The costs of insulation, like everything else, have risen steadily. At Sears, for example, a roll of fiberglass insulation six inches thick and covering 120 square feet cost $28.99 in 1976; today that roll costs $37.99.

Experts also say that over-insulating can be a waste of money -- at least until home heating costs rise further.

Washington Gas Light Co., the utility that sells natural gas throughout the Washington area, is also in the inusulation business. It owns Davenport Insulation Inc., which is perhaps the largest installer of insulation in the Washington area. Daveport, in turn, owns Cellin Manufacturing, a large cellulose producer in Lorton and the only insulation manufacturing company in the Washington area.

Little installers like Carbonaro think that regulated monopolies like WGL have no business in the insulation business, and the U.S. Small Business Administration tends to agree. In dealings with the energy department, the SBA is seeking to limit the role of WGL and other utilities in the soon-to-be implemented DOE home energy audit program, in which utilty companies will perform free or low-cost audits for all homeowners.

SBA officials would like to make sure utilities don't have too much influence over the financing and installation of insulation and other energy-saving equipment.

"It's an all-encompassing monopoly, and the typical home insulation or home improvement contractor is out-classed," said J.A. (Jeff) Davis, president of Surfa-Shield, an insulation company in northern Virginia. "The crazy thing is the consumer is being deprived of a competitive situation."

According to McDonald, the National Association of Home Insulation Contractors man, WGL dominates the insulation and storm window market in Washington in what he termed a "grossly unfair" way that has driven many small contractors out of business.

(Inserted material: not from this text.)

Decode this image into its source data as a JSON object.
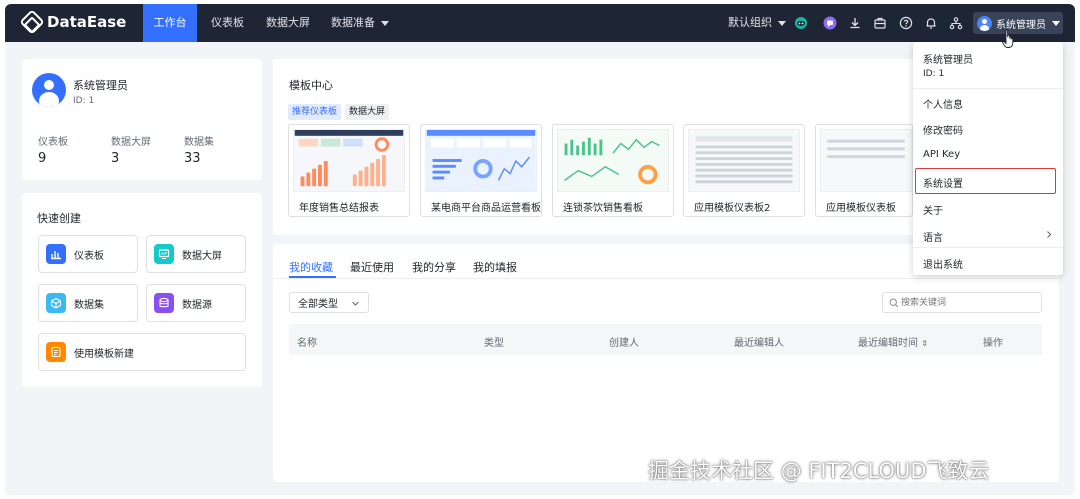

"That's ridiculous," said Richard C. Vierbuchen, the new president of Davenport and a long-time executive vice president of WGL. "I'd be surprised if we had 25 percent [of the insulation business] in the Washington metropolitan area."

Vierbuchen called statements by McDonald "outlandish and false." He said business has been slow because homebuilding has slowed in the area, and also because people aren't retrofitting their homes at a fast pace. He said that Congress took so long to pass the Carter administration's energy legislation that, "The public isn't convinced there's an energy problem."

You might call Laurence F. Gilchrist of Prince George's County an insulation buff. He had U.H. foam pumped into his walls years ago, and of course his attic is insulated to R-30 and beyond. He has a special computerized thermostat.

Using a chapter called "Design Heat Transmission Coefficients" in the handbook of the American Society of Heating, Refrigeration and Air Condition Engineers, Gilchrist, who is an electrical engineer, has figured the R-values of his walls and ceilings very closely.

He has adjusted all his calculations for "degree days," which measure temperature variations day-by-day so that year-to-year comparisons of heating needs can be made on a comparable basis.

The foam insulation especially intrigued him. "You'd be surprised the places it came through," he said. "It came out the electrical outlets. I'm not convinced it's all that dangerous." Gilchrist said he and his wife have never smelled formaldehyde or had any symptoms that they could attribute to the foam. They are happy with it.

But with all his interest in insulation and careful caculations, Gilchrist is unable to calculate his energy savings exactly. He knows so much detail that the problem becomes infinitely complex from an engineering point of view.

From a practical point of view, however, he figures that the insulation will pay for itself much more quickly than in the seven years he was promised when it was installed.

"The insulation is working great as far as I can tell," he said. "As far as I can tell I've saved between a third and a half on my fuel bills."